After staying a few days at the landlord's surgeon house, I moved up the hill to another apartment in which several other international interns live - the nationalities in the house are very diverse, bringing students together from as far apart as France, Zambia, England, and the Netherlands. It has been a great blessing to join in meals and conversations together with these students, as well as their visiting friends and relatives.  In any given hour I hear three or four languages spoken, but it's certainly a beautiful cacophony!

Looking up from my desk

In addition to my apartment-mates, I've also been blessed with a beautiful view out of my window. Glancing up from my desk I see the backdrop of Table Mountain spread out in all its splendor.  I love experiencing new places, and I don't believe there is any other place quite like Cape Town.

The high point of my week came just a few days ago when I tagged along with my friend for breakfast at St. George's Cathedral, the largest (and arguably oldest) Anglican church in Cape Town.  I'm never one to turn down a good breakfast - especially at a church - and so I willingly woke a few hours earlier than usual to join in the festivities.

We had arrived and settled down for a meal by 8am, at which time my friend (who works as a research assistant at the church) whispered to me - "Don't look now, but Desmond Tutu just walked into the cafe." Believing that my friend was having research-induced delusions, I doubted this was true.  But, sure enough, glancing up from my boerewors and eggs I saw that yes, in fact it was Desmond Tutu walking into the cafe, chatting with the kitchen staff and sampling some of their baked pastries.  Who would have guessed!

Archperspective meets Archbishop
Simply serendipitous!

It would be hard to imagine ten better days in Cape Town.  I'm thankful for the experiences, friendships, and communities that I've been exposed to in just over a week, and I'm praying that God will keep providing me with opportunities to interact with locals, as well as architects and designers here in Cape Town who can give me a better professional perspective for my work.  One particular opportunity I want to make the most of is in meeting and getting to know homeless people in Cape Town.  South Africa has a monstrous unemployment rate, and I want to hear what this is like first-hand from Capetownians who either do not have a job or cannot find work.

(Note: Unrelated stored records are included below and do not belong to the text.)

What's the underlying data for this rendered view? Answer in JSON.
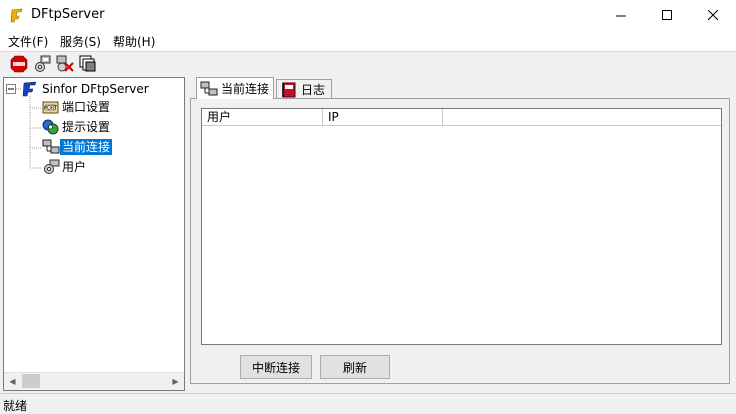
{
  "window": {
    "title": "DFtpServer"
  },
  "menu": {
    "items": [
      "文件(F)",
      "服务(S)",
      "帮助(H)"
    ]
  },
  "toolbar": {
    "icons": [
      "stop-icon",
      "connect-icon",
      "disconnect-icon",
      "windows-icon"
    ]
  },
  "tree": {
    "root": "Sinfor DFtpServer",
    "items": [
      {
        "label": "端口设置",
        "icon": "port-settings-icon"
      },
      {
        "label": "提示设置",
        "icon": "prompt-settings-icon"
      },
      {
        "label": "当前连接",
        "icon": "connections-icon",
        "selected": true
      },
      {
        "label": "用户",
        "icon": "users-icon"
      }
    ]
  },
  "tabs": [
    {
      "label": "当前连接",
      "active": true
    },
    {
      "label": "日志",
      "active": false
    }
  ],
  "list": {
    "columns": [
      "用户",
      "IP"
    ]
  },
  "buttons": {
    "disconnect": "中断连接",
    "refresh": "刷新"
  },
  "status": {
    "text": "就绪"
  },
  "colors": {
    "selection": "#0078d7",
    "stop": "#d40000"
  }
}
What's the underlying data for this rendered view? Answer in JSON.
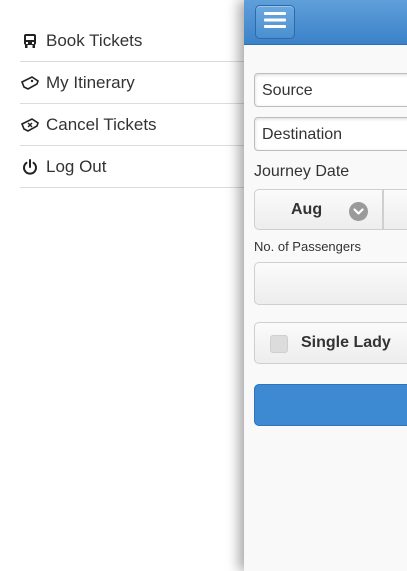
{
  "menu": {
    "items": [
      {
        "label": "Book Tickets",
        "icon": "bus-icon"
      },
      {
        "label": "My Itinerary",
        "icon": "ticket-icon"
      },
      {
        "label": "Cancel Tickets",
        "icon": "cancel-ticket-icon"
      },
      {
        "label": "Log Out",
        "icon": "power-icon"
      }
    ]
  },
  "form": {
    "source_placeholder": "Source",
    "destination_placeholder": "Destination",
    "journey_date_label": "Journey Date",
    "month_selected": "Aug",
    "passengers_label": "No. of Passengers",
    "single_lady_label": "Single Lady"
  },
  "colors": {
    "header": "#3b82c9",
    "submit": "#3d8ad2"
  }
}
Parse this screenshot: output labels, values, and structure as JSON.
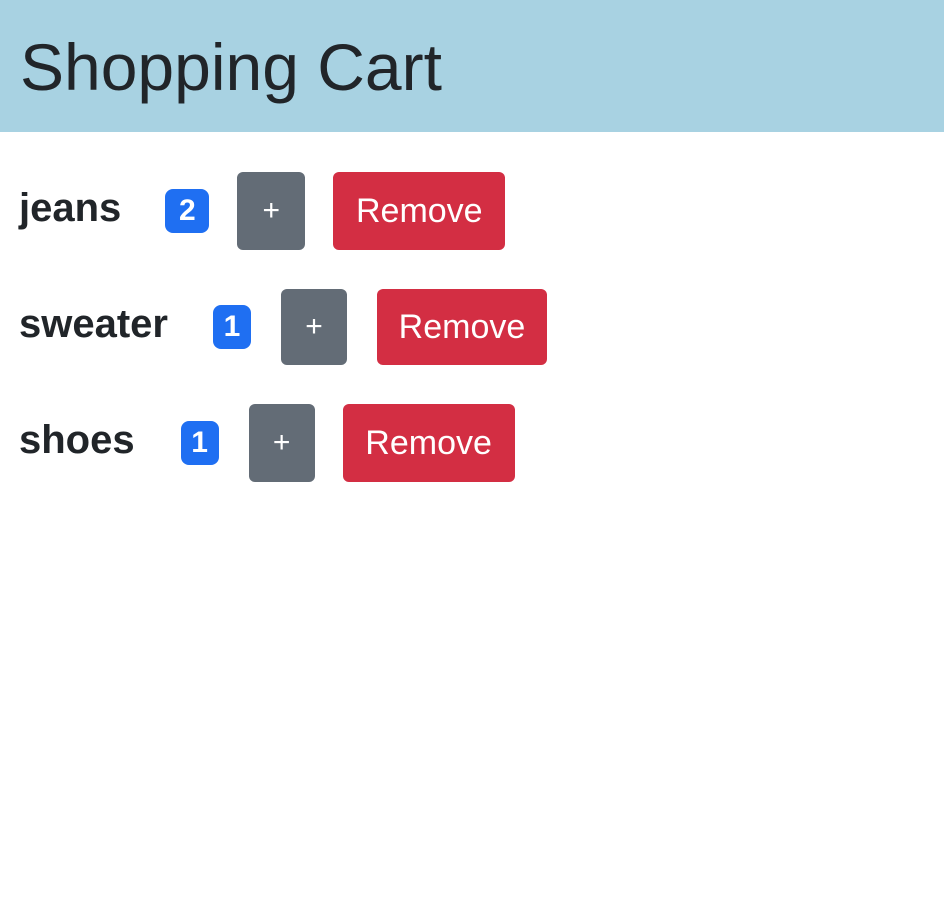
{
  "header": {
    "title": "Shopping Cart",
    "background_color": "#a8d2e2"
  },
  "cart": {
    "items": [
      {
        "name": "jeans",
        "quantity": "2",
        "add_label": "+",
        "remove_label": "Remove"
      },
      {
        "name": "sweater",
        "quantity": "1",
        "add_label": "+",
        "remove_label": "Remove"
      },
      {
        "name": "shoes",
        "quantity": "1",
        "add_label": "+",
        "remove_label": "Remove"
      }
    ]
  },
  "colors": {
    "badge": "#1f6ff2",
    "add_button": "#636c76",
    "remove_button": "#d32e43"
  }
}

As my second week begins, please be praying for my relationships with roommates and work colleagues - God is doing great things through the people I work with and it is a blessing to be living here with such a diverse set of friends.

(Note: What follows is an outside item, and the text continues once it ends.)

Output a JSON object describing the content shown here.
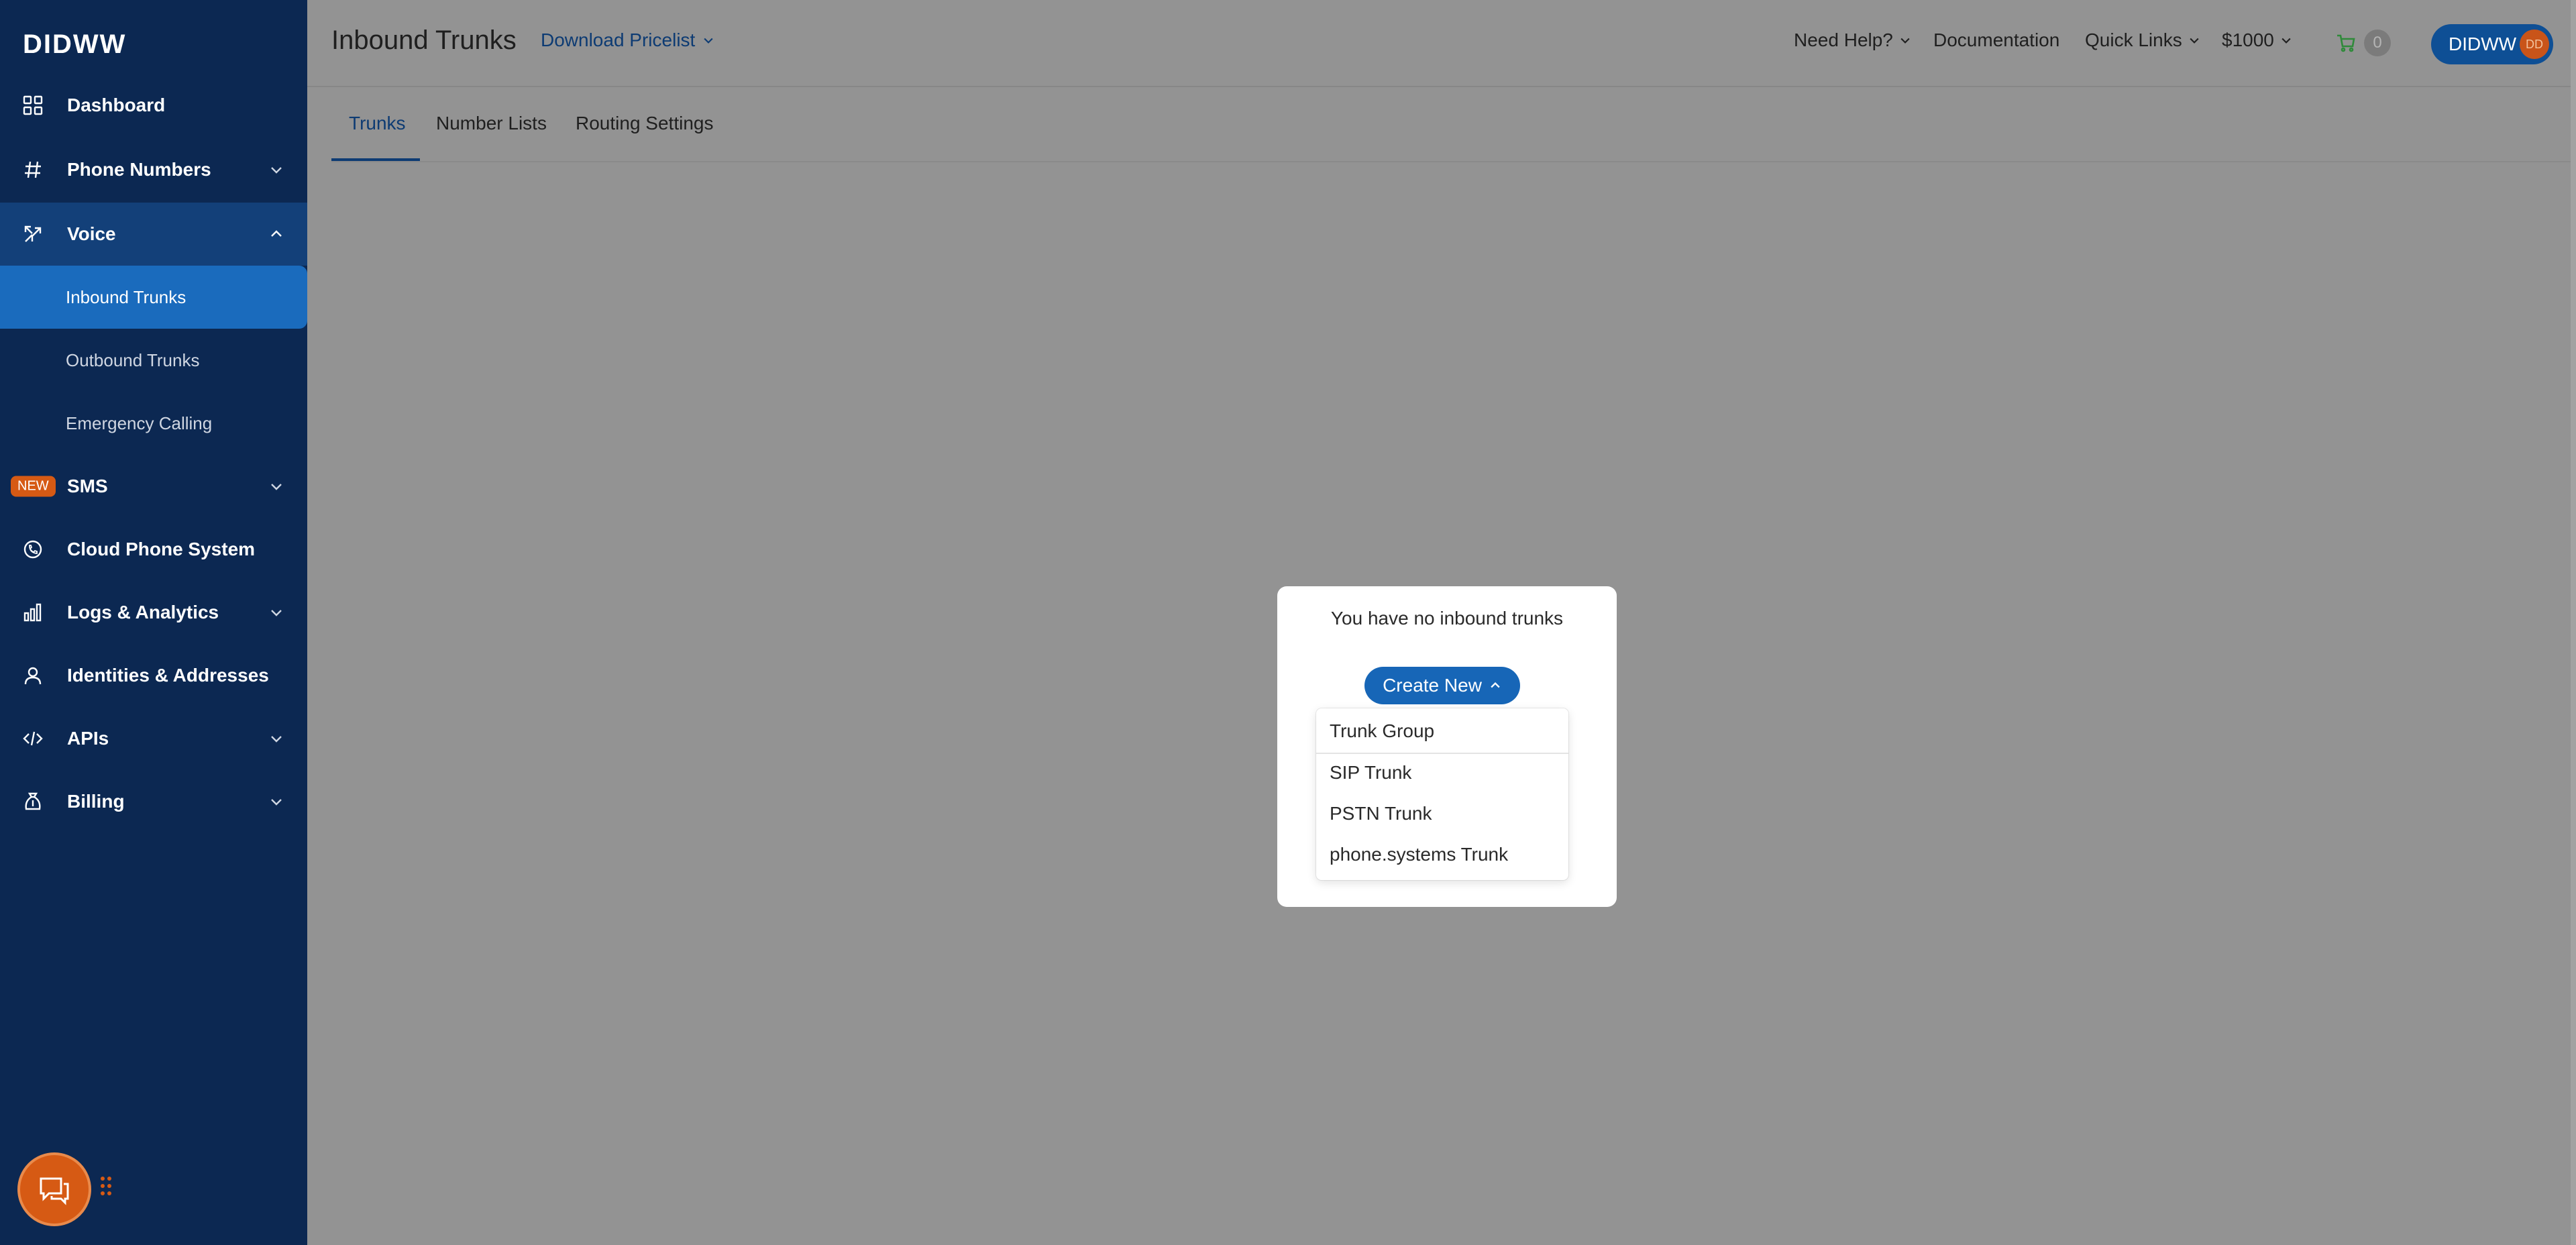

I have dropped the second-person blog concept.  It was fun, but it was also strange to be so removed for all you lovely readers.  To be honest, I am hoping for a little feedback... comments, ya know?!  I'm here in South Africa to work and learn, but I'm also here to provide some perspective.  That's perspective not just for me, but for you too!  So if there's something you'd like to vicariously explore in Cape Town or anything you'd like to hear more about, just let me know (that way I won't have to bring back the creepy second-person blog-review man - see posts below if you're confused).  Comments from you guys = no creepy blog posts.

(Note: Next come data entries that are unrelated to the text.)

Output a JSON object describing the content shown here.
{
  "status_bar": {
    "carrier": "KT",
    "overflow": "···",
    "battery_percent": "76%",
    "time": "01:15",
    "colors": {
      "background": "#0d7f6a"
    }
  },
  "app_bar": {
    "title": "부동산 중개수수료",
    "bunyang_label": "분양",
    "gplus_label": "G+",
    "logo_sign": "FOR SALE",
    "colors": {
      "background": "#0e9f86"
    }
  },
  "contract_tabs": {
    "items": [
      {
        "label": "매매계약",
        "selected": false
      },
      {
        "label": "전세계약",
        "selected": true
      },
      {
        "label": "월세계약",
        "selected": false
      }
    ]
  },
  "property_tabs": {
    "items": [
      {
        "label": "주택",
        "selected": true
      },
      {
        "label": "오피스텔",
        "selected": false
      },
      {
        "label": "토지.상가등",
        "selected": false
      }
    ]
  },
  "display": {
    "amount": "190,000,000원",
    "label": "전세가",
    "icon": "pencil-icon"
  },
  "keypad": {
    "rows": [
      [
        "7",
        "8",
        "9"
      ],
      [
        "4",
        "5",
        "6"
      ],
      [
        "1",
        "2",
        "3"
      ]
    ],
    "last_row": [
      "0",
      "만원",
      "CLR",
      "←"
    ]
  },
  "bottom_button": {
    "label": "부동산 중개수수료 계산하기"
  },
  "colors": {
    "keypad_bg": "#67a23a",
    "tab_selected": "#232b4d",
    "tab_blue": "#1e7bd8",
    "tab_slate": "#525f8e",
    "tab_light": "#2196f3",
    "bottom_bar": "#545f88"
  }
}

-quote of the day-
"That the urban future should be at once repellent and seductive is hardly surprising, since actual cities have always cast their own double spell. Their crowded streets and cramped habitations induce claustrophobia but also promise new forms of intimacy. The alienation and loneliness that blossom in the midst of crowds are romantic and agonizing in equal measure. City life is subject to all kinds of planning, scheduling, surveillance and regulation, which makes it both efficient and dehumanizing. Its buzzing disorder holds the threat of violence and the promise of vitality."
-A. O. Scott